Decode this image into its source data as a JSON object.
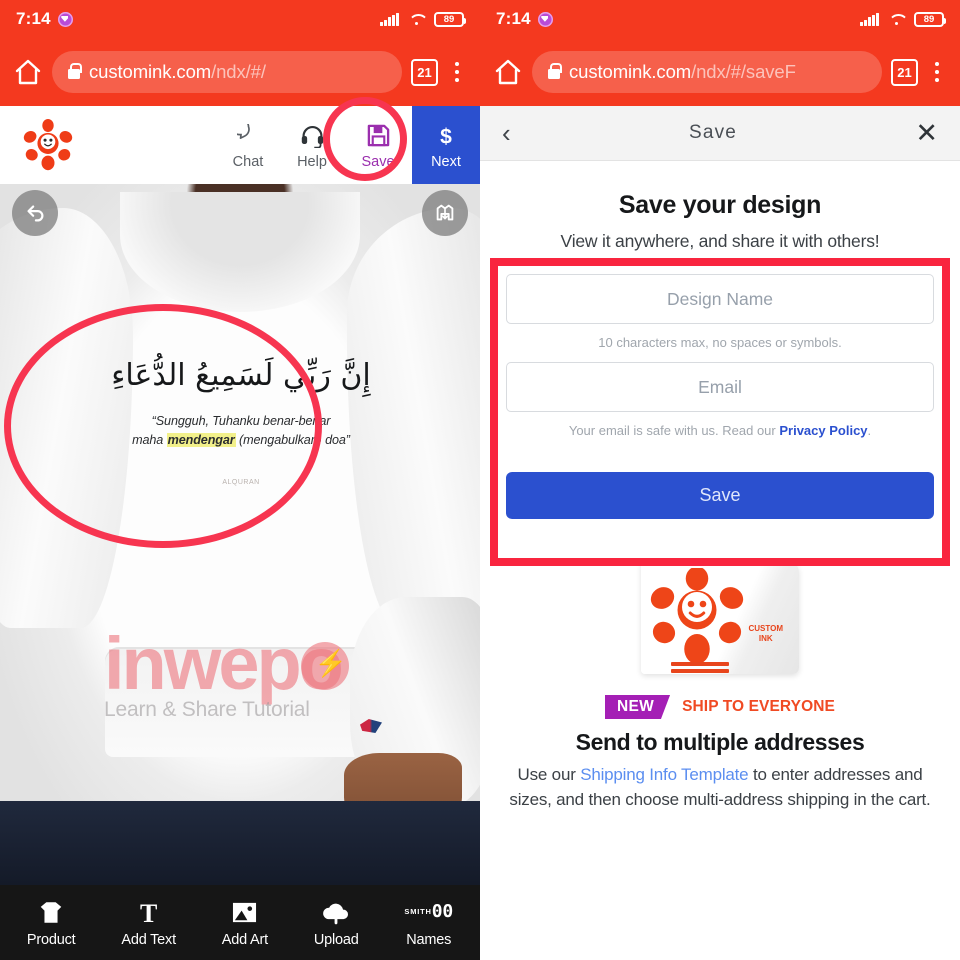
{
  "status_bar": {
    "time": "7:14",
    "battery": "89",
    "app_icon": "heart-app-icon"
  },
  "left": {
    "browser": {
      "url_domain": "customink.com",
      "url_path": "/ndx/#/",
      "tab_count": "21"
    },
    "toolbar": {
      "chat": "Chat",
      "help": "Help",
      "save": "Save",
      "next": "Next",
      "brand": "customink-octopus-logo"
    },
    "canvas": {
      "undo": "undo-icon",
      "flip": "flip-product-icon",
      "design": {
        "arabic": "إِنَّ رَبِّي لَسَمِيعُ الدُّعَاءِ",
        "translation_line1": "“Sungguh, Tuhanku benar-benar",
        "translation_line2_pre": "maha ",
        "translation_highlight": "mendengar",
        "translation_line2_post": " (mengabulkan) doa”",
        "credit": "ALQURAN"
      },
      "watermark": {
        "main": "inwepo",
        "sub": "Learn & Share Tutorial"
      }
    },
    "bottom_tools": [
      {
        "label": "Product",
        "icon": "tshirt-icon"
      },
      {
        "label": "Add Text",
        "icon": "text-t-icon"
      },
      {
        "label": "Add Art",
        "icon": "image-icon"
      },
      {
        "label": "Upload",
        "icon": "cloud-upload-icon"
      },
      {
        "label": "Names",
        "icon": "names-number-icon",
        "smith": "SMITH",
        "number": "00"
      }
    ]
  },
  "right": {
    "browser": {
      "url_domain": "customink.com",
      "url_path": "/ndx/#/saveF",
      "tab_count": "21"
    },
    "modal": {
      "title": "Save",
      "back": "back-chevron-icon",
      "close": "close-icon",
      "heading": "Save your design",
      "subheading": "View it anywhere, and share it with others!",
      "design_name_placeholder": "Design Name",
      "design_name_value": "",
      "design_name_hint": "10 characters max, no spaces or symbols.",
      "email_placeholder": "Email",
      "email_value": "",
      "email_hint_pre": "Your email is safe with us. Read our ",
      "email_hint_link": "Privacy Policy",
      "email_hint_post": ".",
      "save_button": "Save"
    },
    "promo": {
      "box_label_1": "CUSTOM",
      "box_label_2": "INK",
      "new_badge": "NEW",
      "eyebrow": "SHIP TO EVERYONE",
      "heading": "Send to multiple addresses",
      "body_pre": "Use our ",
      "body_link": "Shipping Info Template",
      "body_post": " to enter addresses and sizes, and then choose multi-address shipping in the cart."
    }
  },
  "colors": {
    "browser_red": "#f4391f",
    "annotation_red": "#f73550",
    "save_purple": "#9b2fae",
    "next_blue": "#2b50cf",
    "brand_orange": "#e8451c",
    "new_badge_purple": "#a41fb5"
  }
}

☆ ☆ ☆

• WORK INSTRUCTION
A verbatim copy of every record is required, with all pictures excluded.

• TASK ANSWER
Decode this image into its source data as a JSON object.
{
  "status_bar": {
    "time": "7:14",
    "battery": "89",
    "app_icon": "heart-app-icon"
  },
  "left": {
    "browser": {
      "url_domain": "customink.com",
      "url_path": "/ndx/#/",
      "tab_count": "21"
    },
    "toolbar": {
      "chat": "Chat",
      "help": "Help",
      "save": "Save",
      "next": "Next",
      "brand": "customink-octopus-logo"
    },
    "canvas": {
      "undo": "undo-icon",
      "flip": "flip-product-icon",
      "design": {
        "arabic": "إِنَّ رَبِّي لَسَمِيعُ الدُّعَاءِ",
        "translation_line1": "“Sungguh, Tuhanku benar-benar",
        "translation_line2_pre": "maha ",
        "translation_highlight": "mendengar",
        "translation_line2_post": " (mengabulkan) doa”",
        "credit": "ALQURAN"
      },
      "watermark": {
        "main": "inwepo",
        "sub": "Learn & Share Tutorial"
      }
    },
    "bottom_tools": [
      {
        "label": "Product",
        "icon": "tshirt-icon"
      },
      {
        "label": "Add Text",
        "icon": "text-t-icon"
      },
      {
        "label": "Add Art",
        "icon": "image-icon"
      },
      {
        "label": "Upload",
        "icon": "cloud-upload-icon"
      },
      {
        "label": "Names",
        "icon": "names-number-icon",
        "smith": "SMITH",
        "number": "00"
      }
    ]
  },
  "right": {
    "browser": {
      "url_domain": "customink.com",
      "url_path": "/ndx/#/saveF",
      "tab_count": "21"
    },
    "modal": {
      "title": "Save",
      "back": "back-chevron-icon",
      "close": "close-icon",
      "heading": "Save your design",
      "subheading": "View it anywhere, and share it with others!",
      "design_name_placeholder": "Design Name",
      "design_name_value": "",
      "design_name_hint": "10 characters max, no spaces or symbols.",
      "email_placeholder": "Email",
      "email_value": "",
      "email_hint_pre": "Your email is safe with us. Read our ",
      "email_hint_link": "Privacy Policy",
      "email_hint_post": ".",
      "save_button": "Save"
    },
    "promo": {
      "box_label_1": "CUSTOM",
      "box_label_2": "INK",
      "new_badge": "NEW",
      "eyebrow": "SHIP TO EVERYONE",
      "heading": "Send to multiple addresses",
      "body_pre": "Use our ",
      "body_link": "Shipping Info Template",
      "body_post": " to enter addresses and sizes, and then choose multi-address shipping in the cart."
    }
  },
  "colors": {
    "browser_red": "#f4391f",
    "annotation_red": "#f73550",
    "save_purple": "#9b2fae",
    "next_blue": "#2b50cf",
    "brand_orange": "#e8451c",
    "new_badge_purple": "#a41fb5"
  }
}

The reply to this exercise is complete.